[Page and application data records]
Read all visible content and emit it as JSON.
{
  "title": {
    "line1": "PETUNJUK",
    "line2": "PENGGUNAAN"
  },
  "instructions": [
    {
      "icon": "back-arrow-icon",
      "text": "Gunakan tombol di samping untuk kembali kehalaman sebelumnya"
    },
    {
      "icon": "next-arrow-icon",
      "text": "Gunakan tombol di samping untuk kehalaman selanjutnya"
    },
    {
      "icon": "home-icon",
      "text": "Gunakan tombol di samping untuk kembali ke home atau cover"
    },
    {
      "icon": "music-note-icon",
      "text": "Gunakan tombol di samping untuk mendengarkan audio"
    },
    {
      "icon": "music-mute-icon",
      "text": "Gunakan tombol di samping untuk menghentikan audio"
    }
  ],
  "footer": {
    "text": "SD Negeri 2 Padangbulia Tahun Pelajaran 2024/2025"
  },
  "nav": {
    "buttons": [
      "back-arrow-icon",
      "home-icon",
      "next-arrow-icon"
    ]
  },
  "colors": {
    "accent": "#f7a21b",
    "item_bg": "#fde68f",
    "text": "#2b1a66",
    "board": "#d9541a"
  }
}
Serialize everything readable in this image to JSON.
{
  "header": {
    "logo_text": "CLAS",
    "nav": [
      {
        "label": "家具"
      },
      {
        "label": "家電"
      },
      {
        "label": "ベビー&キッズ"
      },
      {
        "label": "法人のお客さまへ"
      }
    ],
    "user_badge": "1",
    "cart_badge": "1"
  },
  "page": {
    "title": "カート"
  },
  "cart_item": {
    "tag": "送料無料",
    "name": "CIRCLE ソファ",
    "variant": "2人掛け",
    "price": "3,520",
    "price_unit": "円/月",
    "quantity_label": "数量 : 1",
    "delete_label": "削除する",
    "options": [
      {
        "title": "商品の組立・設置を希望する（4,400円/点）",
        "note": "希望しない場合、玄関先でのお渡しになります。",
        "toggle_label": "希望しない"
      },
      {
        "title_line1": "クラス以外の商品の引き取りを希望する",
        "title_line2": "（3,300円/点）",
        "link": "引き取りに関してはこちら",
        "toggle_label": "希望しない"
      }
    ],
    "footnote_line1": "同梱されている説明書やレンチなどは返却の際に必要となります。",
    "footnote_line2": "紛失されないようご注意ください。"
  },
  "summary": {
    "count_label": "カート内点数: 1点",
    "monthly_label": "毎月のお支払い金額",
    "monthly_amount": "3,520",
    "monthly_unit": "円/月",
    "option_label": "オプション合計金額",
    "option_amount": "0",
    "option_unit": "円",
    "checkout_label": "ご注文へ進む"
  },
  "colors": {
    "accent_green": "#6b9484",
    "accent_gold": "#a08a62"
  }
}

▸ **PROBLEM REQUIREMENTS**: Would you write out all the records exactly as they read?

▸ **WRITTEN SOLUTION**:
Read all visible content and emit it as JSON.
{
  "title": {
    "line1": "PETUNJUK",
    "line2": "PENGGUNAAN"
  },
  "instructions": [
    {
      "icon": "back-arrow-icon",
      "text": "Gunakan tombol di samping untuk kembali kehalaman sebelumnya"
    },
    {
      "icon": "next-arrow-icon",
      "text": "Gunakan tombol di samping untuk kehalaman selanjutnya"
    },
    {
      "icon": "home-icon",
      "text": "Gunakan tombol di samping untuk kembali ke home atau cover"
    },
    {
      "icon": "music-note-icon",
      "text": "Gunakan tombol di samping untuk mendengarkan audio"
    },
    {
      "icon": "music-mute-icon",
      "text": "Gunakan tombol di samping untuk menghentikan audio"
    }
  ],
  "footer": {
    "text": "SD Negeri 2 Padangbulia Tahun Pelajaran 2024/2025"
  },
  "nav": {
    "buttons": [
      "back-arrow-icon",
      "home-icon",
      "next-arrow-icon"
    ]
  },
  "colors": {
    "accent": "#f7a21b",
    "item_bg": "#fde68f",
    "text": "#2b1a66",
    "board": "#d9541a"
  }
}
Serialize everything readable in this image to JSON.
{
  "header": {
    "logo_text": "CLAS",
    "nav": [
      {
        "label": "家具"
      },
      {
        "label": "家電"
      },
      {
        "label": "ベビー&キッズ"
      },
      {
        "label": "法人のお客さまへ"
      }
    ],
    "user_badge": "1",
    "cart_badge": "1"
  },
  "page": {
    "title": "カート"
  },
  "cart_item": {
    "tag": "送料無料",
    "name": "CIRCLE ソファ",
    "variant": "2人掛け",
    "price": "3,520",
    "price_unit": "円/月",
    "quantity_label": "数量 : 1",
    "delete_label": "削除する",
    "options": [
      {
        "title": "商品の組立・設置を希望する（4,400円/点）",
        "note": "希望しない場合、玄関先でのお渡しになります。",
        "toggle_label": "希望しない"
      },
      {
        "title_line1": "クラス以外の商品の引き取りを希望する",
        "title_line2": "（3,300円/点）",
        "link": "引き取りに関してはこちら",
        "toggle_label": "希望しない"
      }
    ],
    "footnote_line1": "同梱されている説明書やレンチなどは返却の際に必要となります。",
    "footnote_line2": "紛失されないようご注意ください。"
  },
  "summary": {
    "count_label": "カート内点数: 1点",
    "monthly_label": "毎月のお支払い金額",
    "monthly_amount": "3,520",
    "monthly_unit": "円/月",
    "option_label": "オプション合計金額",
    "option_amount": "0",
    "option_unit": "円",
    "checkout_label": "ご注文へ進む"
  },
  "colors": {
    "accent_green": "#6b9484",
    "accent_gold": "#a08a62"
  }
}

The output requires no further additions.